A growing number of analysts in Canada, which is the second largest nation in the world and has a population of more than 33 million people, are promoting emissions-free wind energy as a solution to the country’s need for increasing amounts of green electricity.

According to the federal government, fossil fuel combustion is the main source of three major air pollution problems — climate change, acid deposition and urban smog. Canada ranks 27th out of 29 OECD nations in terms of energy use per capita, the government says. Canadians annually consume 6.19 tonnes of oil equivalent per capita. This is almost double the OECD average of 3.18 tonnes of oil equivalent per capita, and more than five times the world average.


Military works with proposed North American wind farm projects

» By | Published 23 Apr 2010 |

Wind power supporters in the United States were told this week that the military understands the importance of the emissions-free technology.

General Victor E. Renuart, Jr., who is in charge of the North American Aerospace Defense Command (Norad) at Peterson Air Force Base in Colorado, said the military is dedicated to both homeland defense and clean energy.

“We feel strongly that alternate [energy] sources are vital to our nation’s future,” Renault said in his commander’s blog. “I also know that the defense of our homelands is an equally vital responsibility. I honestly believe that both can be achieved together.”

Norad is charged with the missions of aerospace warning and aerospace control for North America. The Norad website says aerospace warning includes the monitoring of man-made objects in space, and the detection, validation, and warning of attack whether by aircraft, missiles, or space vehicles. Aerospace control includes ensuring air sovereignty and air defense of the airspace of Canada and the United States.

According to Associated Press, construction of a 338-turbine wind farm in Oregon has been put on hold while experts study whether it will interfere with a nearby radar station. AP said the Federal Aviation Administration, with Air Force backing, issued a notice in March that effectively bars construction.
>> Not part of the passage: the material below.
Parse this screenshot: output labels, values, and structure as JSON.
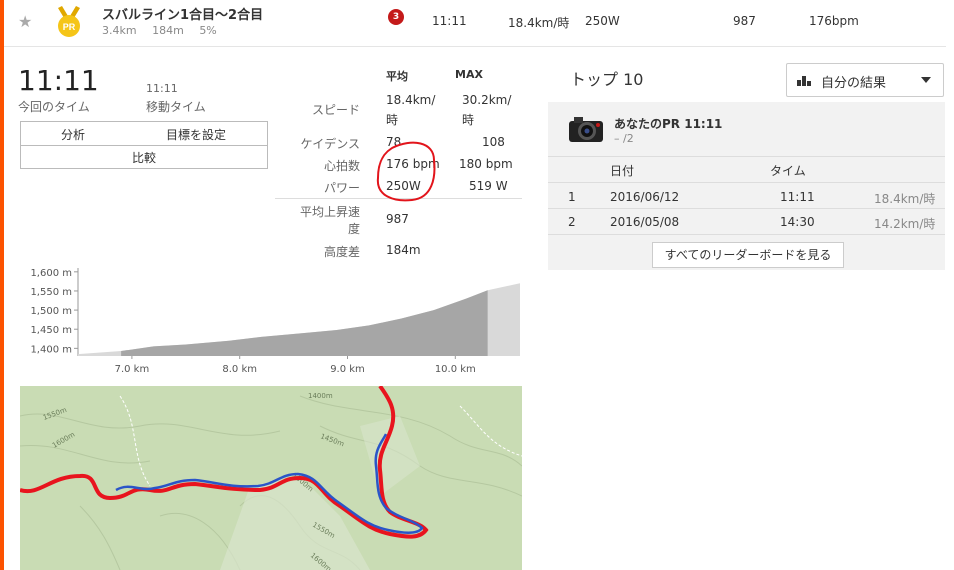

The Defense Department asked the Massachusetts Institute of Technology’s Lincoln Laboratory to investigate.

In his blog, Renault, who also directs the US Northern Command, said the military appreciates “the importance of projects that enable the energy independence of both the US and Canada, and we fully support their development.”

The general said planners regularly evaluate proposed development projects such as wind farms, hotels, or other structures to assess whether they could hinder the military’s ability to detect and provide the warning and defense necessary to keeping North America safe.

Renault also said military planners suggest potential solutions to possible problems discovered in such development proposals.

“These situations really don’t happen all that frequently,” he said.